the hinges then hesitates again as he faces the house from inside the garden. Only
a few strides separate him from the three steps that will take him onto the
front porch—the expression on his face implies that it is the walk of the
He is obviously unimpressed by the multitude
of fading pink roses that flank the path. Prosperous Damasks line the fences,
ramblers fill the corners of the garden, climbers grasp at the porch railings
and the trellises on either side of the parlor window. The less pretentious
shrub roses crowd the pathway. The ground is covered with dropped petals and
the air is still perfumed with the spicy sent of the Damasks which causes the
man to wrinkle his nose as he takes a measured pace into the garden’s embrace.
A plump woman of indeterminate age leaves the
door standing open as she toddles across the porch and down the steps. She is
a portrait of joy. Her eyes dance above a toothy smile while her arms are
spread wide in welcome. Severus manages only a two more strides so they meet
in the very center of the garden. He is resigned to the enthusiastic hug he
‘Aunt Mathilda, you look well,’ he remarks as
she releases him.
Mathilda's joy falters as she scans his face.
‘Oh, Severus,’ she sighs, ‘you look dreadful.’ Reaching
up to cup his face with both hands, she continues to chastise him. ‘What have
I told you about spending your summers locked up indoors? You might as well
spend them still in the dungeons of that drafty old castle for all the good the
holidays do you.’
‘Yes, I know.
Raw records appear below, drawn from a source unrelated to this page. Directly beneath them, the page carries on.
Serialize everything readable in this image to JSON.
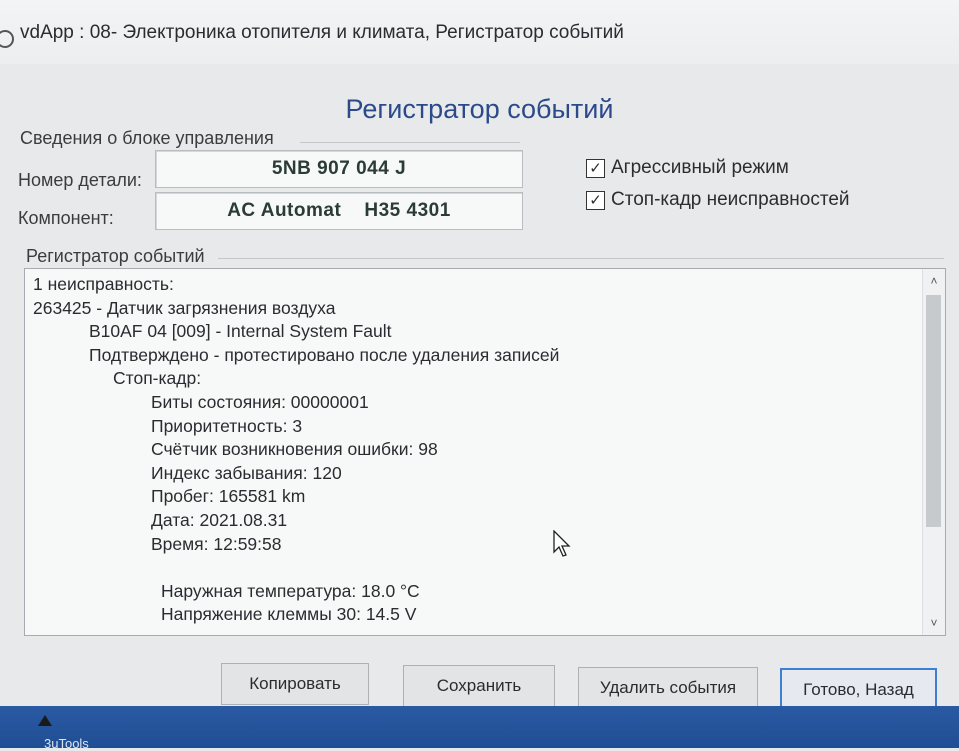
{
  "window": {
    "title": "vdApp : 08- Электроника отопителя и климата,  Регистратор событий"
  },
  "heading": "Регистратор событий",
  "module_info": {
    "section_label": "Сведения о блоке управления",
    "part_number_label": "Номер детали:",
    "part_number_value": "5NB 907 044 J",
    "component_label": "Компонент:",
    "component_value": "AC Automat    H35 4301"
  },
  "options": {
    "aggressive_mode": {
      "label": "Агрессивный режим",
      "checked": true
    },
    "freeze_frame": {
      "label": "Стоп-кадр неисправностей",
      "checked": true
    }
  },
  "event_log": {
    "section_label": "Регистратор событий",
    "lines": [
      {
        "indent": 0,
        "text": "1 неисправность:"
      },
      {
        "indent": 0,
        "text": "263425 - Датчик загрязнения воздуха"
      },
      {
        "indent": 1,
        "text": "B10AF 04 [009] - Internal System Fault"
      },
      {
        "indent": 1,
        "text": "Подтверждено - протестировано после удаления записей"
      },
      {
        "indent": 2,
        "text": "Стоп-кадр:"
      },
      {
        "indent": 3,
        "text": "Биты состояния: 00000001"
      },
      {
        "indent": 3,
        "text": "Приоритетность: 3"
      },
      {
        "indent": 3,
        "text": "Счётчик возникновения ошибки: 98"
      },
      {
        "indent": 3,
        "text": "Индекс забывания: 120"
      },
      {
        "indent": 3,
        "text": "Пробег: 165581 km"
      },
      {
        "indent": 3,
        "text": "Дата: 2021.08.31"
      },
      {
        "indent": 3,
        "text": "Время: 12:59:58"
      },
      {
        "indent": 3,
        "text": ""
      },
      {
        "indent": 3,
        "text": "Наружная температура: 18.0 °C"
      },
      {
        "indent": 3,
        "text": "Напряжение клеммы 30: 14.5 V"
      }
    ]
  },
  "buttons": {
    "copy": "Копировать",
    "save": "Сохранить",
    "delete_events": "Удалить события",
    "done_back": "Готово, Назад"
  },
  "taskbar": {
    "item_label": "3uTools"
  }
}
You're right,’ he replies without
any hint of remorse for disregarding her advice.
‘Well…,’ the delight returns to her face at his
words, ‘You are here now and we will get you a bit of sun today.’
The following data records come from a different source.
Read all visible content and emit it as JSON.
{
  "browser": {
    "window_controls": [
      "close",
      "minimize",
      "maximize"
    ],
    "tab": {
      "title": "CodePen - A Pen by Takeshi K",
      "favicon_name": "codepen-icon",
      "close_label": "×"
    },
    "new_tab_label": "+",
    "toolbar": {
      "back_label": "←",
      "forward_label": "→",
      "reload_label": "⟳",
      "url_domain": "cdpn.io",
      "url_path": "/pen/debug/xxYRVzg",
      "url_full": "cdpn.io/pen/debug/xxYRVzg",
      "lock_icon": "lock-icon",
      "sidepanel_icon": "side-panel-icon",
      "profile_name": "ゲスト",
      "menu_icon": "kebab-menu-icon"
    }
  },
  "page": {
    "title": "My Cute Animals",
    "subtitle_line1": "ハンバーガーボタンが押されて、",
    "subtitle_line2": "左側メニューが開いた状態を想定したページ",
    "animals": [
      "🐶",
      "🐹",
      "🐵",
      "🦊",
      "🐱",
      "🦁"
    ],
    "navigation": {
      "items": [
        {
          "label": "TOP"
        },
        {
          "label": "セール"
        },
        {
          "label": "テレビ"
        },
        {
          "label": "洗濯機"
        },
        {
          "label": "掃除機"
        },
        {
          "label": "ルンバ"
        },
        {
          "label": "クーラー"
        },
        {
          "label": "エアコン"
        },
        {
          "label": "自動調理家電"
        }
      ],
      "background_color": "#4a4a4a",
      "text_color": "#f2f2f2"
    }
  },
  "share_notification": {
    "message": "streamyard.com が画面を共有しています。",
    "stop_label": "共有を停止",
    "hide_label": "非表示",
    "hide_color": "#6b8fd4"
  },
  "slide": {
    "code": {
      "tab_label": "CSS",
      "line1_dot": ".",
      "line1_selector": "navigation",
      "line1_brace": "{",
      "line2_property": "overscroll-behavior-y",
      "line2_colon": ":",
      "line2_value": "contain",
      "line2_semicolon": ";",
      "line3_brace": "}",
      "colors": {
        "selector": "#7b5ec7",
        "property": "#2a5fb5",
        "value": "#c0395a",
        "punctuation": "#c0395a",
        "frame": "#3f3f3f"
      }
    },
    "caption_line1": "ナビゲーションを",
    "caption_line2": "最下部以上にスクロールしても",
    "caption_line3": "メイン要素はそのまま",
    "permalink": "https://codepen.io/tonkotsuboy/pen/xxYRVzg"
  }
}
Grabbing her nephew's hand, Mathilda drags him
onto the porch.
‘Have you eaten, Severus?’ she asks, once again
in scolding mode.
‘No, Auntie. I didn't have time.’
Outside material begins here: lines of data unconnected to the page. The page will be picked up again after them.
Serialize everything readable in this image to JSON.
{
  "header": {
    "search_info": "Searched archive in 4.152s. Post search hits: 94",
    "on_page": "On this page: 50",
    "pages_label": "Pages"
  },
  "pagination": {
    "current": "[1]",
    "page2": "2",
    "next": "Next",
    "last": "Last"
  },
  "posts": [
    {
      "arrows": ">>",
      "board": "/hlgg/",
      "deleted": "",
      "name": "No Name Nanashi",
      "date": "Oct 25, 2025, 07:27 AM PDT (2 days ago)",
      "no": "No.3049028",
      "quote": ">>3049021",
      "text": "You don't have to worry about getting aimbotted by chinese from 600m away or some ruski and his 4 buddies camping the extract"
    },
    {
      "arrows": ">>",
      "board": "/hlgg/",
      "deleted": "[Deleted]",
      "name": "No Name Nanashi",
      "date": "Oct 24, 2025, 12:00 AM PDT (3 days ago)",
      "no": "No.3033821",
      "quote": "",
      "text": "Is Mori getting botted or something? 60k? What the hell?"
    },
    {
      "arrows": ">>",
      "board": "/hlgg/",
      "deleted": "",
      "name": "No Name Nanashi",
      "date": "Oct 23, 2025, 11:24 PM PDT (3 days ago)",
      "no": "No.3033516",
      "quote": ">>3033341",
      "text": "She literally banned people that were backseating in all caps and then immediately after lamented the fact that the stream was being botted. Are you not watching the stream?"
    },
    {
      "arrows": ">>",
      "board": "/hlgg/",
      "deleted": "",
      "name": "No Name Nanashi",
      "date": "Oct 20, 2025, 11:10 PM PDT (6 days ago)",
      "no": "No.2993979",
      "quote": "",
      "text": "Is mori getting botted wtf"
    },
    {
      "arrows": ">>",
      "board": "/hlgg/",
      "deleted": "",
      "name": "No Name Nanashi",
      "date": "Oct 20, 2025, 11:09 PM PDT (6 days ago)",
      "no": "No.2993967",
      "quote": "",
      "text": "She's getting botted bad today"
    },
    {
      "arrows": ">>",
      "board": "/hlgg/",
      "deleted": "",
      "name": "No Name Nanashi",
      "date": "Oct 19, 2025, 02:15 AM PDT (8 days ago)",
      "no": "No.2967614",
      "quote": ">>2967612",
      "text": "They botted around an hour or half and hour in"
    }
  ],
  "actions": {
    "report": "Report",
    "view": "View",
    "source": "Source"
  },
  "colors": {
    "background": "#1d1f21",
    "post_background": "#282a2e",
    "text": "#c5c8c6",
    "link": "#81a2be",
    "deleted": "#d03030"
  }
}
Pressing her lips tightly, she points to one of
the two chairs, ‘Sit! I expected as much. How can you work on an empty
No reply seems necessary as she leaves her guest
on the porch and stomps into the house. He sits in stony silence during her
brief absence, making no effort at conversation even when she returns two
minutes later with an overloaded tea tray floating before her wand.
‘You don't take care of yourself, Severus.
Fresh air, sunshine, hearty meals…that's what you need, dear. If I've said it
once, I've said it a hundred times…’
Any observer could tell that Severus is not
listening to his aunt but it does nothing to stem the flow of words. Her
harangue continues as she pours tea and sets it before her nephew. The outpouring
of advice only ceases once he compliments her on the freshly baked scones.
‘Ah…now, I see. You skip your breakfast in
anticipation of Auntie's scones.’ She beams. ‘You always did like my scones.’
Severus finishes three scones, two cups of tea
and a bowl of fruit under a barrage of unwanted reminiscence. It takes a while
for Mathilda to realize that he has finished eating, she is so wrapped up in
memories of his childhood visits with his mother—her niece.
‘Shall we get to it, dear?’ she asks as she
returns the dishes to the tray, levitating it inside without waiting for a
‘Yes, let's,’ he grumbles once she is out of
sight. Another heavy sigh escapes him as he stands to wait for his aunt's
‘Here we go,’ she babbles, once again leaving
the shadowy doorway with a wide-brimmed hat in one hand, pink gardening gloves
and a pruner in the other. She thrusts the hat onto Severus' head, hands him
the gloves and tool, oblivious to the look of disgust on her nephew's face. Leading
the way off the porch and into the bed of roses to the right, she launches into
another monologue, ‘We'll start over here. I've been babying these two all
summer long. First, it was powdery mildew then a bit of a drought …’